Before we get onto the book itself, it’s worth mentioning that this is the twenty-ninth publication from Locked Room International. Under the stewardship of John Pugmire, we’ve been brought a wonderful mix of classic and modern impossible crime novels and short stories from all corners of the globe, and — given the standard of their recent output — it certainly seems that the best is far from past. I anticipate a great many excellent, obscure, and previously-untranslated works coming our way in the years ahead thanks to LRI, and I wanted to take a moment to recognise the work that goes into making this happen.
Given that an overwhelming majority of modern crime writing really isn’t my thing, it’s always lovely to see Ellery Queen’s Mystery Magazine publish some short fiction for me to get excited about, like a new Paul Halter story or, as in the current November/December 2017 issue, something from Japanese master Soji Shimada (I’ll Westernise his name herein, since that’s what I’ve done previously).
You suggested the titles, you voted, and now here we are: these are the top ten novels demonstrating fair-play in detective fiction as selected by nearly 500 votes on 40 titles. Except there are twelve of them, because we had a few ties. So, alphabetically by author we have…
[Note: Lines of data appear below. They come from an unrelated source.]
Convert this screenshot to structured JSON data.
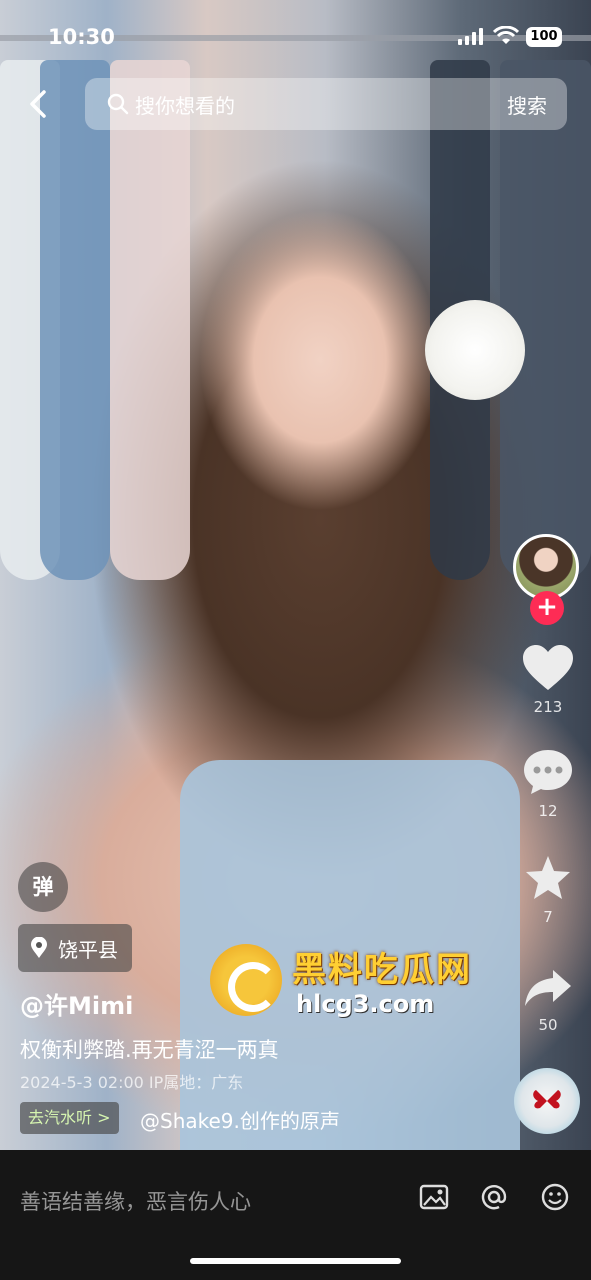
{
  "status_bar": {
    "time": "10:30",
    "battery": "100"
  },
  "search": {
    "placeholder": "搜你想看的",
    "button_label": "搜索"
  },
  "rail": {
    "like_count": "213",
    "comment_count": "12",
    "favorite_count": "7",
    "share_count": "50"
  },
  "overlay": {
    "danmu_label": "弹",
    "location": "饶平县",
    "author": "@许Mimi",
    "description": "权衡利弊踏.再无青涩一两真",
    "meta": "2024-5-3 02:00 IP属地：广东",
    "qishui_label": "去汽水听 >",
    "music": "@Shake9.创作的原声"
  },
  "watermark": {
    "title": "黑料吃瓜网",
    "url": "hlcg3.com"
  },
  "bottom_bar": {
    "comment_placeholder": "善语结善缘，恶言伤人心"
  },
  "colors": {
    "accent": "#fe2c55",
    "watermark": "#ffcf33"
  }
}
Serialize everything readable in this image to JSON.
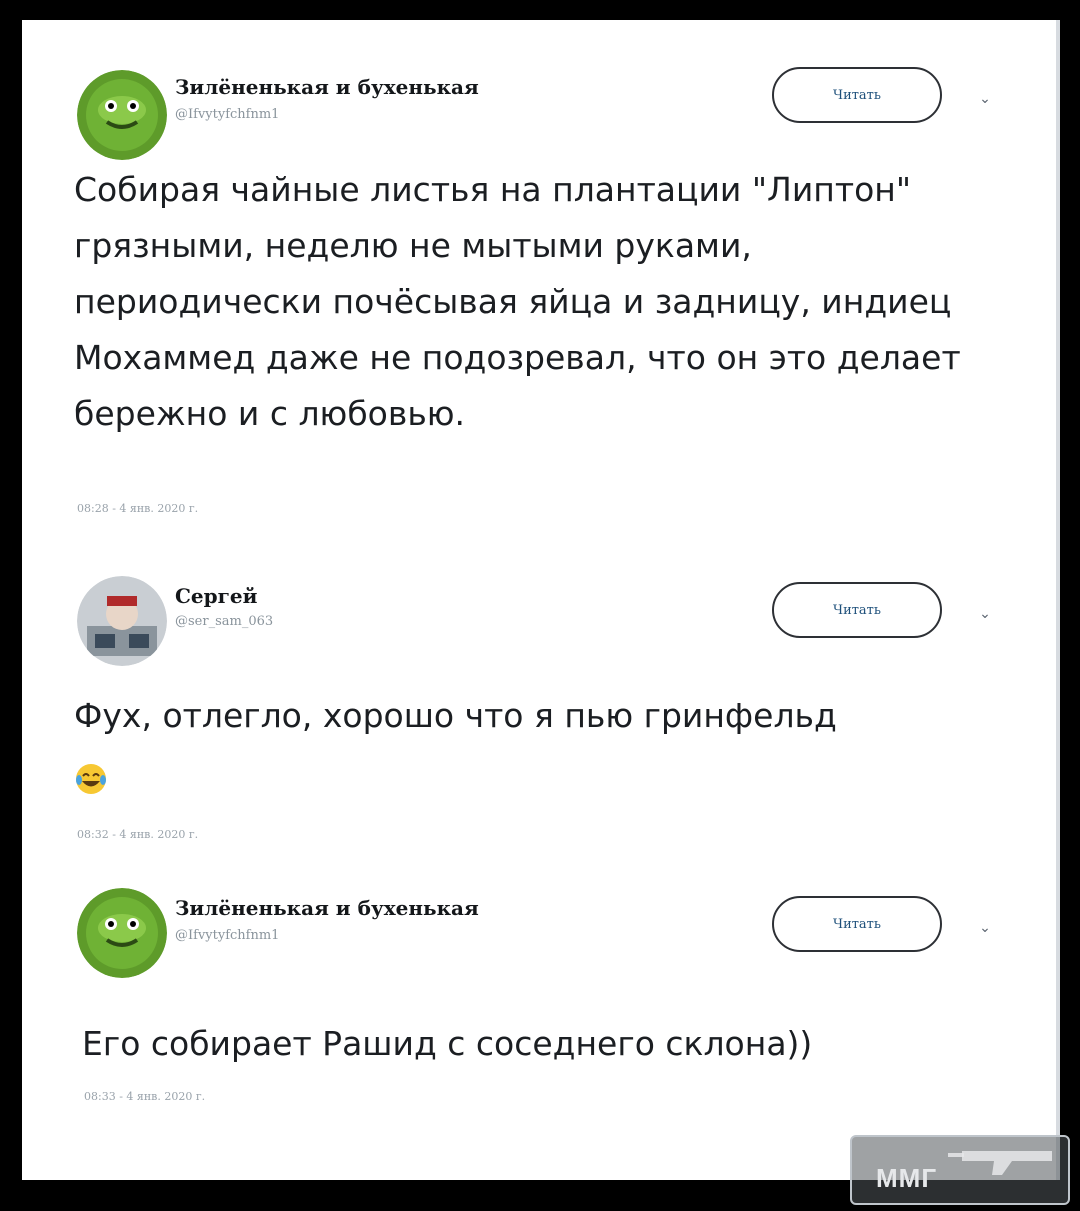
{
  "tweets": [
    {
      "author_name": "Зилёненькая и бухенькая",
      "author_handle": "@Ifvytyfchfnm1",
      "follow_label": "Читать",
      "text": "Собирая чайные листья на плантации \"Липтон\" грязными, неделю не мытыми руками, периодически почёсывая яйца и задницу, индиец Мохаммед даже не подозревал, что он это делает бережно и с любовью.",
      "timestamp": "08:28 - 4 янв. 2020 г."
    },
    {
      "author_name": "Сергей",
      "author_handle": "@ser_sam_063",
      "follow_label": "Читать",
      "text": "Фух, отлегло, хорошо что я пью гринфельд",
      "emoji": "tears-of-joy-emoji",
      "timestamp": "08:32 - 4 янв. 2020 г."
    },
    {
      "author_name": "Зилёненькая и бухенькая",
      "author_handle": "@Ifvytyfchfnm1",
      "follow_label": "Читать",
      "text": "Его собирает Рашид с соседнего склона))",
      "timestamp": "08:33 - 4 янв. 2020 г."
    }
  ],
  "watermark": {
    "text": "ММГ"
  },
  "colors": {
    "page_bg": "#000000",
    "card_bg": "#ffffff",
    "text": "#1b1e22",
    "muted": "#8a949c"
  }
}
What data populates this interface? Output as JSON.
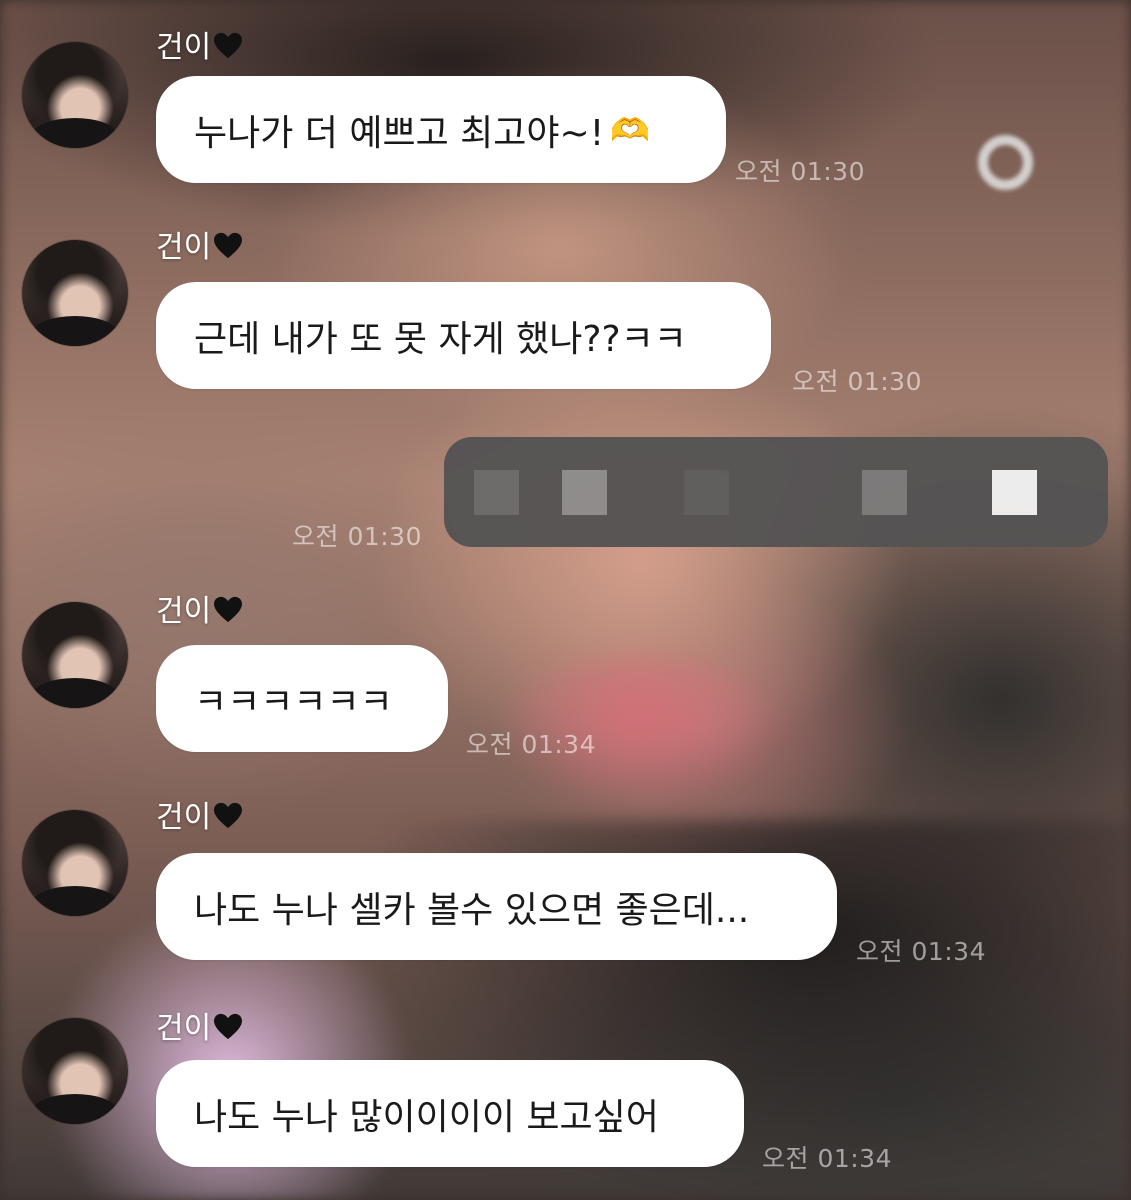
{
  "sender_name": "건이",
  "messages": [
    {
      "text": "누나가 더 예쁘고 최고야~!",
      "emoji": "🫶",
      "time": "오전 01:30"
    },
    {
      "text": "근데 내가 또 못 자게 했나??ㅋㅋ",
      "time": "오전 01:30"
    },
    {
      "text": "ㅋㅋㅋㅋㅋㅋ",
      "time": "오전 01:34"
    },
    {
      "text": "나도 누나 셀카 볼수 있으면 좋은데...",
      "time": "오전 01:34"
    },
    {
      "text": "나도 누나 많이이이이 보고싶어",
      "time": "오전 01:34"
    }
  ],
  "outgoing": {
    "time": "오전 01:30",
    "redacted": true
  },
  "colors": {
    "bubble": "#ffffff",
    "outgoing_bubble": "#555354",
    "heart": "#111111"
  },
  "icons": [
    "black-heart-icon",
    "heart-hands-icon",
    "avatar"
  ]
}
Disclosure: I proof-read this book for Locked Room International in March 2016
Children, incarnations of The Doctor, phases of the moon…generally I try not to play favourites. But if I had to pick one crime fiction conceit above all others it would undoubtedly be a group of people on an island getting killed off one by one. Sure, isolate them in some ancestral mansion via thunderstorm or on a train via unexpected snow and the effect is arguably the same, but there’s something about the island in itself that renders the idea all the more thrilling to my senses. And so this Japanese island-set puzzle, the second collaboration between Locked Room International’s John Pugmire and translator and crime fiction blogger Ho-Ling Wong after last year’s excellent The Decagon House Murders, would be just what the doctor ordered if the medical profession ever thought of prescribing books for those of us with the thrill of fictional murder in our hearts.
Some families have all the luck – take the Khardashians, for example, who are universally blessed with charm, intelligence and talent – whereas some miss out altogether. Into this second category would definitely fall the Umezawa clan: not only is patriarch Heikichi found battered to death in his locked art studio, his eldest daughter is then found murdered a few months later and, following that, his six other daughters, step-daughters and nieces all disappear simultaneously and their dismembered bodies are discovered at various intervals buried in different locations around Japan. Then it turns out that Heikichi Umezawa had written a document outlining his intention to do exactly this to these women, with methods of murder and disposal based on their zodiac signs, so the mystery of who could have carried out his nefarious scheme raises its ugly head and remains unsolved for decades…